One of the things that first attracted me to Engine was the way it nurtured its employees.
And a big part of that nurturing is through its mentoring initiative.
Mentoring is important, not just because it gives those lower down the food chain the chance to access some of those at the very top, but because it makes you take stock and think properly about your career path.
I personally find this extremely valuable. Without wanting to bore you with the details (I think I even managed to bore my mentor, and he volunteered to be there), I came into the industry in a pretty unconventional way.
I learnt about advertising not at university, or art college, or anywhere at all before I was 21. I learnt about the industry by working at Campaign. If you want a crash course in the ins and outs of advertising, I can’t recommend it enough. But it’s not exactly conventional.
The job I do today is rather unconventional too. I’ve lost count of the amount of people who have asked me what a Content Editor does.
So when I think about where I want to be in one, five, or ten years time, I know I’m unlikely to be able to follow a conventional path.
One thing I do know is that eventually I’ll want to experience working on client business. By nature my role is currently internal – my relationships are with journalists, and the content I create is for marketing material, new business documents and internal purposes.
But I’ve previously felt guilty thinking about creating content for an agency’s clients. After all, I’ve not trained in advertising. I didn’t go to Ad School. I’m not part of a creative team. I stopped Art Class by Year 9, when they realised I could barely use a ruler. Working on a client, working with a creative department – I’d be a fraud.
At least, that’s what I used to think. But the industry has changed.
I still believe that learning the ins and outs of advertising – the craft, the way of life – is hugely important. But if working in communications is about understanding people, understanding brands, and being able to take those insights and think differently in order to come up with brilliant ideas, then what difference does background make? In fact, surely the more diverse backgrounds you have combining to create a creative department, the better, right?
I’ll use Engine’s digital agency Jam as an example here. They’ve had their best creative year ever in 2014. I could wax lyrical about their campaigns for the likes of Tesco Mobile, Samsung, Xbox etc.
But in their creative department they have natives from lots of different countries. They’ve got one person whose previous ‘job’ was a poet. Another was a film director. One creative, who has recently moved on to CHI & Partners, was hired from his previous role as the manager of mid-noughties NME darlings Razorlight. Seriously.
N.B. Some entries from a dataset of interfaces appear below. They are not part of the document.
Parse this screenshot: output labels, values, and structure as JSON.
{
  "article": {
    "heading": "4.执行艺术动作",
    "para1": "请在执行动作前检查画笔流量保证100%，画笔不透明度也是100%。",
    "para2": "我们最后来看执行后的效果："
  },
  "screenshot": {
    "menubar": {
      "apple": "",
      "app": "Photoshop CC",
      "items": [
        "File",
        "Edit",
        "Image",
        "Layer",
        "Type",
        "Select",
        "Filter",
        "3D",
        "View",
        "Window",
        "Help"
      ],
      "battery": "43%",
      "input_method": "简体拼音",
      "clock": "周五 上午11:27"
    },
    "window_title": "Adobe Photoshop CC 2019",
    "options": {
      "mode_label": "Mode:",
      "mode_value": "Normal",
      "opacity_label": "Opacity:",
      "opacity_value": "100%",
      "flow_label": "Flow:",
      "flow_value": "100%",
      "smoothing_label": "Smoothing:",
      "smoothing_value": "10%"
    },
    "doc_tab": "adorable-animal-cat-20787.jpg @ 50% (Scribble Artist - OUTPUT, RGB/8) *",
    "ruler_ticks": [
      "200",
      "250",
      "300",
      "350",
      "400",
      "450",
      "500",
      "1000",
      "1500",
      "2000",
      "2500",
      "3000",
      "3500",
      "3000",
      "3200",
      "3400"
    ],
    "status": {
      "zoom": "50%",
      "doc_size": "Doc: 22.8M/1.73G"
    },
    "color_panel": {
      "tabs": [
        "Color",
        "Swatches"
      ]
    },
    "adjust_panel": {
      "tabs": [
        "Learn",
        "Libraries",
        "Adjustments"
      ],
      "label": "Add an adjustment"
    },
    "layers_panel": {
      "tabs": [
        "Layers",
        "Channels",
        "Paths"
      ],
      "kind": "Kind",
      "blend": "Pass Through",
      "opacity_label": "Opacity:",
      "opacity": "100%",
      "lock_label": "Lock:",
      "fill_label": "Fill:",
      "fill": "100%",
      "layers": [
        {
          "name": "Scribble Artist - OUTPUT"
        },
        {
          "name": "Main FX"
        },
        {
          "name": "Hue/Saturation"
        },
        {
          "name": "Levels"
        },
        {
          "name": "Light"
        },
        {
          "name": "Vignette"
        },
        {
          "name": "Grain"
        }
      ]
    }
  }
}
This isn’t a new idea. And there have been plenty of articles written on those in creative departments with ‘quirky’ backgrounds in recent years.
But as digital has evolved the way that the industry works and the skillsets that clients require, it’s natural that all agencies are broadening the net when it comes to hunting for the next creative talent.
This inevitably raises mores questions than it does answers. How do creative directors go about shifting their hiring policy to ensure they’re getting as broad a view of the talent available as possible? How do you harness this talent internally to ensure that these hires can be shaped into one cohesive creative department? How do you assign job titles, processes and adapt your ways of working? How do respected ad schools and universities respond to this?
I’m not sure if I’ve got all – or any – of the answers. But I know that in this day and age having an unconventional background shouldn’t scare off anyone’s desire to think and work more creatively within the advertising industry. In fact, it should do quite the opposite.